From the white heat of technology to the white-out of a Finnish winter, the Formula 1 champion could hardly have had a more challenging contrast
Writer: Anthony Peacock
Rovaniemi, a small town right on the Arctic Circle in northern Finland, is a far from hospitable place at the end of January. The outside temperature tends to hover at minus 30C, and the sun shines for just four hours a day.
A strange place, then, to find a former double Formula 1 World Champion; but Mika Hakkinen retired from grand prix racing with several ambitions still unfulfilled in motorsport. One of them was to go rallying – which took him to Rovaniemi in January 2003.
The town has hosted the Arctic Rally since 1966: certainly the coldest motorsport event in the world. The rally crosses Lapland during two days, but stages are sometimes cancelled if there is a high risk of hypothermia for the marshals.
Like the Paris-Dakar, it is an epic adventure. “Finland is my home country, but also the home of rallying,” said Hakkinen. “I was always impressed by what my colleagues can do on snow and ice and I wanted to experience it for myself, so the Arctic Rally was a natural choice. It was for fun, rather than to start a new career, but I knew that with the team I had I needed to approach it in a professional way.”
The links between Mercedes and DaimlerChrysler led Hakkinen to Mitsubishi, which is owned by the German/US conglomerate. At the time Mitsubishi was running a top-flight rally team, so everything quickly fell into place, according to the company’s experienced test driver Lasse Lampi.
He remembered: “We were certainly expecting to have to pull Mika out of a few ditches, but right from the start he was very impressive. I sat with him during his first tests, and I expected him to be revving the engine like hell, like all racing drivers. But he quickly learnt that all the torque was low down, so he stuck to low revs. I realised then he could do the job.”

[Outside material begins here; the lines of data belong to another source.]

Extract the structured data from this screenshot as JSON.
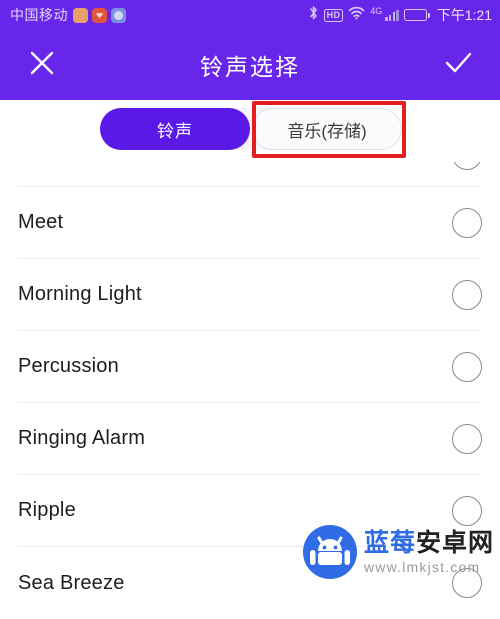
{
  "status_bar": {
    "carrier": "中国移动",
    "notification_icons": [
      "app-notification-orange-icon",
      "app-notification-heart-icon",
      "app-notification-blue-icon"
    ],
    "bluetooth_icon": "bluetooth-icon",
    "hd_label": "HD",
    "wifi_icon": "wifi-icon",
    "network_type": "4G",
    "signal_icon": "cellular-signal-icon",
    "battery_icon": "battery-icon",
    "time": "下午1:21"
  },
  "app_bar": {
    "close_icon": "close-icon",
    "title": "铃声选择",
    "confirm_icon": "check-icon"
  },
  "tabs": [
    {
      "label": "铃声",
      "active": true
    },
    {
      "label": "音乐(存储)",
      "active": false
    }
  ],
  "annotation": {
    "target": "音乐(存储)",
    "color": "#e31f1f"
  },
  "ringtones": [
    {
      "name": "Meet",
      "selected": false
    },
    {
      "name": "Morning Light",
      "selected": false
    },
    {
      "name": "Percussion",
      "selected": false
    },
    {
      "name": "Ringing Alarm",
      "selected": false
    },
    {
      "name": "Ripple",
      "selected": false
    },
    {
      "name": "Sea Breeze",
      "selected": false
    }
  ],
  "watermark": {
    "brand_blue": "蓝莓",
    "brand_dark": "安卓网",
    "url": "www.lmkjst.com",
    "logo_icon": "android-robot-icon"
  },
  "colors": {
    "primary_purple": "#6826EA",
    "tab_active_purple": "#5b19e8",
    "annotation_red": "#e31f1f",
    "watermark_blue": "#2f6ce5"
  }
}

On the first day Hakkinen steered cleared of trouble, but he picked up his pace on day two until he collected a puncture, which cost him six minutes and dropped him to 43rd place.
“There was a corner marked ‘don’t cut’ in my pace notes, so of course we cut it,” remembered Hakkinen ruefully. “We had to drive for 3km before we found a place to change the bloody thing.” Hakkinen’s trials were still not over. Just three stages later he encountered a herd of reindeer in the road – which had caused the retirement of the rally leader minutes earlier.
“If I thought the puncture was bad,” said Hakkinen, “meeting the reindeer was far worse…” Despite this, he managed to set some promising stage times and end the rally 30th overall, a result he described as a “personal victory”.
“It was one of the toughest and most tiring events I have done,” he added. “If you look at all the obstacles we had to overcome – snow, sun, darkness and reindeer – it was a fantastic achievement just to get to the finish.”
Strangely the experience did not put him off, as he decided to compete on the Arctic Rally the following year as well, and that time he finished seventh overall.